:: Task inputs ::
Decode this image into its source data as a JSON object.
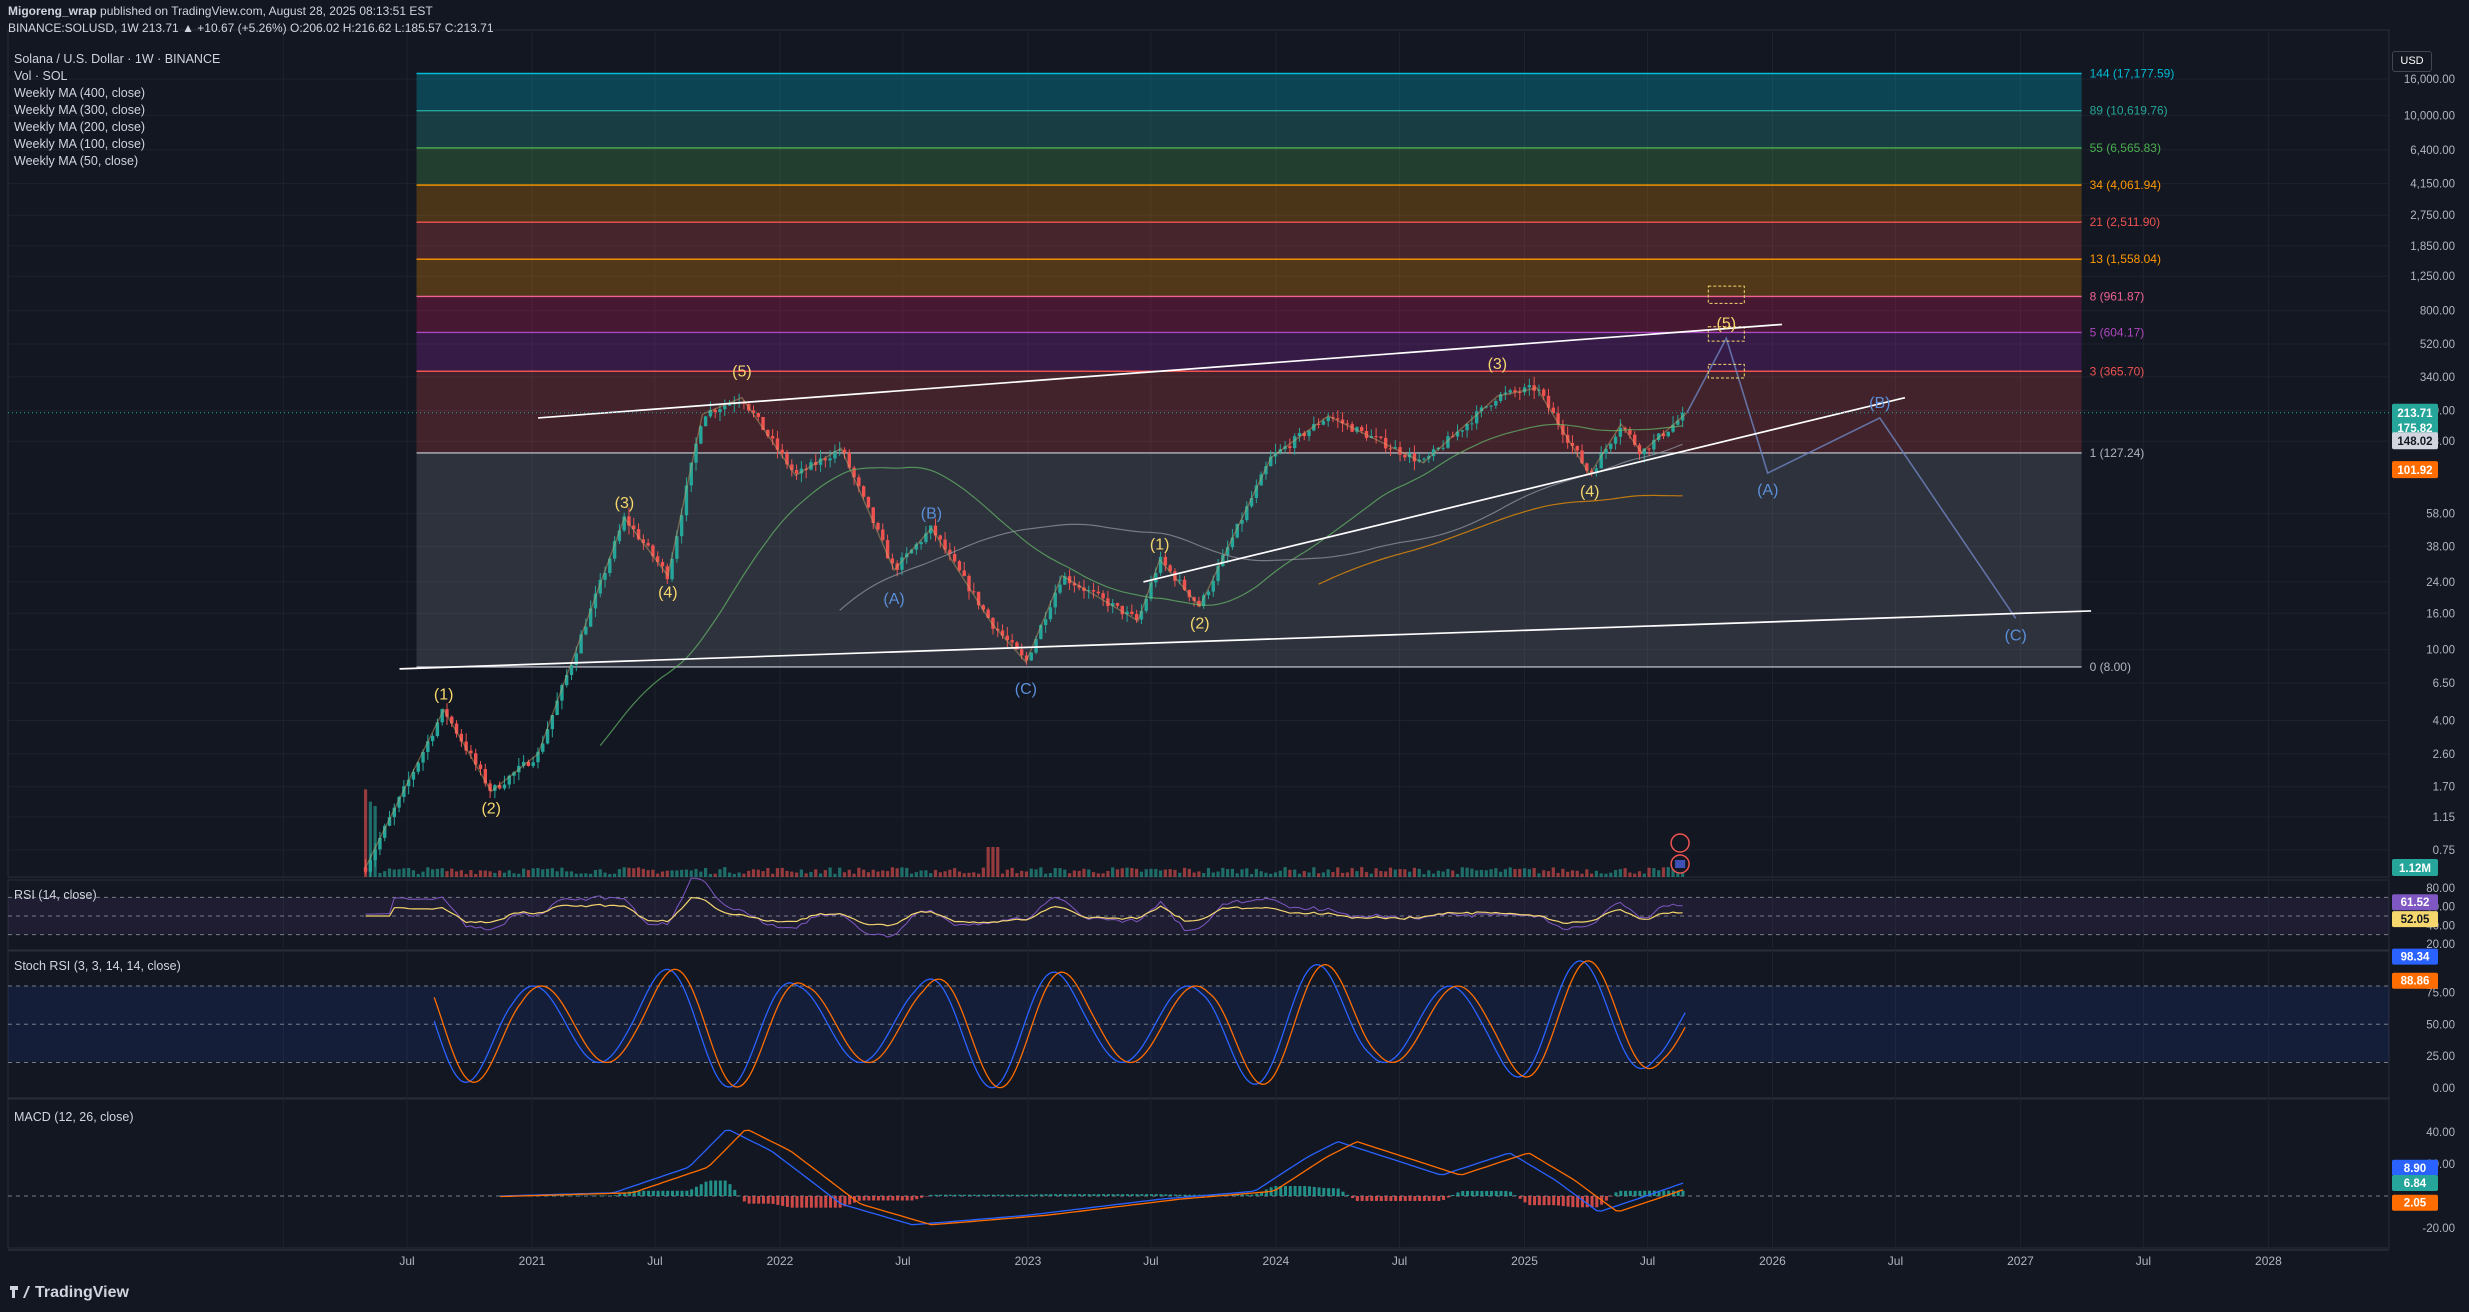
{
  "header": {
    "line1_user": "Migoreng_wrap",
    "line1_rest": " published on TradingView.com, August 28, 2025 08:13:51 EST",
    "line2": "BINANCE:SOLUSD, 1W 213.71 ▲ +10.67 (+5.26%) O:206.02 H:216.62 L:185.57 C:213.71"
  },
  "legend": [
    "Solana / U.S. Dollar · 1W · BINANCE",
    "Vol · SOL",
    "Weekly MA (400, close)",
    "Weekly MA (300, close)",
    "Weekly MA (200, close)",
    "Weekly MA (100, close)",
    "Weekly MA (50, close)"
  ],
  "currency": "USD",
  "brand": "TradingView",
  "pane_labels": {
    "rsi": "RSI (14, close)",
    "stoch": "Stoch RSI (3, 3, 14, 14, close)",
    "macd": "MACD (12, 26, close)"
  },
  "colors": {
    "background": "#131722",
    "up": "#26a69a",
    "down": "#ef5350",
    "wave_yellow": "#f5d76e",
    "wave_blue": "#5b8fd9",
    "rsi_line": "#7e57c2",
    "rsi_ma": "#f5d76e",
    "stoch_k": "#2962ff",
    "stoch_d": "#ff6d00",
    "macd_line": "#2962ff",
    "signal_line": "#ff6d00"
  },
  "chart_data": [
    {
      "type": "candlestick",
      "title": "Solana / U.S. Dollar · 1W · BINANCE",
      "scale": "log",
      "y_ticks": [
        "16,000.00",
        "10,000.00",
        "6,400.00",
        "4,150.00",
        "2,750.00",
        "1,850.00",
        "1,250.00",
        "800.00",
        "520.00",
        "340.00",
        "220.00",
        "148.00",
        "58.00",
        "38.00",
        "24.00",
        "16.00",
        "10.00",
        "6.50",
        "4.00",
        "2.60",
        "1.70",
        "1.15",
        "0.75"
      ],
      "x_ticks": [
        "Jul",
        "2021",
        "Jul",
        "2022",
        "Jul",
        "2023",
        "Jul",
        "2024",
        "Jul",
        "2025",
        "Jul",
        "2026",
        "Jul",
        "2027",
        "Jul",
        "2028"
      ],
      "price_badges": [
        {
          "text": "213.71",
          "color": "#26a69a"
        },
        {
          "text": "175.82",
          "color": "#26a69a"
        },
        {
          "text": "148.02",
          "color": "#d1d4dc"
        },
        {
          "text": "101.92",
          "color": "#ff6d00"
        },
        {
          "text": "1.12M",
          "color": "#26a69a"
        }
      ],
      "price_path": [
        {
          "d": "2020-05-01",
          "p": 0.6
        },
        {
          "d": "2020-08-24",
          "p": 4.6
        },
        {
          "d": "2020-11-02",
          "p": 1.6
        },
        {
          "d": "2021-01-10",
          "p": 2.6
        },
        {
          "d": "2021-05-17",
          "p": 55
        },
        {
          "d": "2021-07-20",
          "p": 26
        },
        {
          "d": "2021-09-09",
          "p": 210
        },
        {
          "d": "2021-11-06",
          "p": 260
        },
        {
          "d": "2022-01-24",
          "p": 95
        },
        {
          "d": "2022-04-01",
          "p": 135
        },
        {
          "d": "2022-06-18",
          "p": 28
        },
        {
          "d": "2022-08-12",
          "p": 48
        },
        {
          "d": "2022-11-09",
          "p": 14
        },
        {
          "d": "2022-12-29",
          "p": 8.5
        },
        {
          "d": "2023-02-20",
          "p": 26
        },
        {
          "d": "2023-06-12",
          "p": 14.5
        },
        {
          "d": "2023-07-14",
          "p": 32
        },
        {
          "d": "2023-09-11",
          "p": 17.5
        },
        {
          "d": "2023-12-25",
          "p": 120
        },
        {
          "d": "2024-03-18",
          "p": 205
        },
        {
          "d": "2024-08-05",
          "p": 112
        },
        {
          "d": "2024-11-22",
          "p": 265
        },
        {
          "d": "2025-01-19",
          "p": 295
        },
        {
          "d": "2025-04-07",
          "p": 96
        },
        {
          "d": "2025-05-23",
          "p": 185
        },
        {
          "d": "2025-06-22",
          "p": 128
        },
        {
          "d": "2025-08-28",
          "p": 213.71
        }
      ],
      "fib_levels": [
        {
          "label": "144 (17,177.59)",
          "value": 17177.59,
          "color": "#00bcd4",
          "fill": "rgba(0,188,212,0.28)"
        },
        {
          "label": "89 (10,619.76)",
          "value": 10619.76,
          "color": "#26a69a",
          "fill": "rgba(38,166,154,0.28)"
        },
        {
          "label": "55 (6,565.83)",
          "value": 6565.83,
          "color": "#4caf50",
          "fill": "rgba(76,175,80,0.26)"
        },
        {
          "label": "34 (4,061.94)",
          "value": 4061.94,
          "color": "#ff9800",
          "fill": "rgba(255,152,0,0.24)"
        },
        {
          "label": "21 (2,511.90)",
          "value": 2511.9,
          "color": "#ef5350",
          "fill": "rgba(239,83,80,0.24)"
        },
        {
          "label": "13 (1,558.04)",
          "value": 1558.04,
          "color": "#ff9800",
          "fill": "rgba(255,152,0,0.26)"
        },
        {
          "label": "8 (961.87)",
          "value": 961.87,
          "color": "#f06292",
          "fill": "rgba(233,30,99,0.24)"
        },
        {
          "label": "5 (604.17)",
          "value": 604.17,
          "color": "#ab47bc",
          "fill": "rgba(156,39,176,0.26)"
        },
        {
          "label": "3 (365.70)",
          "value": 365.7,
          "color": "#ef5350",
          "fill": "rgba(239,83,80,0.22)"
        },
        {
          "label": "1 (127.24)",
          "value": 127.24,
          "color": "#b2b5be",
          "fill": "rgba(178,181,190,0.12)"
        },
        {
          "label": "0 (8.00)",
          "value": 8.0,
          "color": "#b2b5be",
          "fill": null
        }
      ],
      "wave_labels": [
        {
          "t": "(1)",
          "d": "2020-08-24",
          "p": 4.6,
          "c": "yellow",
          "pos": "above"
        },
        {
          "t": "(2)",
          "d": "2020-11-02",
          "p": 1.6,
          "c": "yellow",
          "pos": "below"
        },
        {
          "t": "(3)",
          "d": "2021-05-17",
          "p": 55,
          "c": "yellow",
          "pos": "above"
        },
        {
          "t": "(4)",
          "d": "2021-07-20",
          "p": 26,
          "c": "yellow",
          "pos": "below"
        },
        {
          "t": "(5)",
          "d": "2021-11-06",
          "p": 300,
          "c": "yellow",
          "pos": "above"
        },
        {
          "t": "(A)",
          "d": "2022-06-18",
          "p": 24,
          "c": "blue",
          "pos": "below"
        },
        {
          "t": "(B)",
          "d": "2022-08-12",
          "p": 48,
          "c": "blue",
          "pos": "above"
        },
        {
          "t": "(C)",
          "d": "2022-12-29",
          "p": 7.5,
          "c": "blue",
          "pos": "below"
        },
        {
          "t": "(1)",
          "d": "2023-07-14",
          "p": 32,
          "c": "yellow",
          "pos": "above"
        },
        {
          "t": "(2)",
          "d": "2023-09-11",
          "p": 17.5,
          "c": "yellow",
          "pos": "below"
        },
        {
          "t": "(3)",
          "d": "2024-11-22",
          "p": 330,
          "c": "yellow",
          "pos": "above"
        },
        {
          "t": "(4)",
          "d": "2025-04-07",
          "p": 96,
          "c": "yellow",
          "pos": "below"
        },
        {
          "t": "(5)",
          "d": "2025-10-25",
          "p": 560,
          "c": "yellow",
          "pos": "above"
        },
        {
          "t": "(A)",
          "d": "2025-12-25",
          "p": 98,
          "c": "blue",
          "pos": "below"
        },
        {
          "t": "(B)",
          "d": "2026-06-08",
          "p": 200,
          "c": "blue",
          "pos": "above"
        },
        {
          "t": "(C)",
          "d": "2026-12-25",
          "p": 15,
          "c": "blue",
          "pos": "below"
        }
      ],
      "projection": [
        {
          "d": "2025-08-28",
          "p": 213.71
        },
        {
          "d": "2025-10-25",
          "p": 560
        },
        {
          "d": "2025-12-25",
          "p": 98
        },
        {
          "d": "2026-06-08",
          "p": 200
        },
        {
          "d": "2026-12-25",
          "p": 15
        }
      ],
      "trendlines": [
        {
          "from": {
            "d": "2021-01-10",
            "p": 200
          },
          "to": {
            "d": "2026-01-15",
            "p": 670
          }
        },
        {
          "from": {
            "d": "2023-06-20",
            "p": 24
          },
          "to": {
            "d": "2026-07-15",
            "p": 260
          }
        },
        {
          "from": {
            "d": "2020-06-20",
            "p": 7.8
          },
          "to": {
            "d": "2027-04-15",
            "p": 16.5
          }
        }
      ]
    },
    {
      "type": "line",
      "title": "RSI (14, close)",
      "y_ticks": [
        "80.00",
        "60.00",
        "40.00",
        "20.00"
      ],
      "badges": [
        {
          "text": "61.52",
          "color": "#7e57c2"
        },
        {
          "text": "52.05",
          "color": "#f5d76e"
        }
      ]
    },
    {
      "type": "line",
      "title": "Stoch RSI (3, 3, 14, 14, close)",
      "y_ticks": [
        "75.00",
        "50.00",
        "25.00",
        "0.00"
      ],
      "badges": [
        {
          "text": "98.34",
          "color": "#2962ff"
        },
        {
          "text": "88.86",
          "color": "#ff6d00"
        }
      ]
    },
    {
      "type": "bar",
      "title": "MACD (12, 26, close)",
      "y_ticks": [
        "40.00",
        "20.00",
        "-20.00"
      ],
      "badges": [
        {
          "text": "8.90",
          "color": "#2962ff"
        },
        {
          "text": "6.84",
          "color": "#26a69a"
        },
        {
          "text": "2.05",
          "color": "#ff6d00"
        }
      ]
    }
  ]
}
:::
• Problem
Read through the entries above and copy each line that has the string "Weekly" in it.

• Exercise output
    "Weekly MA (400, close)",
    "Weekly MA (300, close)",
    "Weekly MA (200, close)",
    "Weekly MA (100, close)",
    "Weekly MA (50, close)"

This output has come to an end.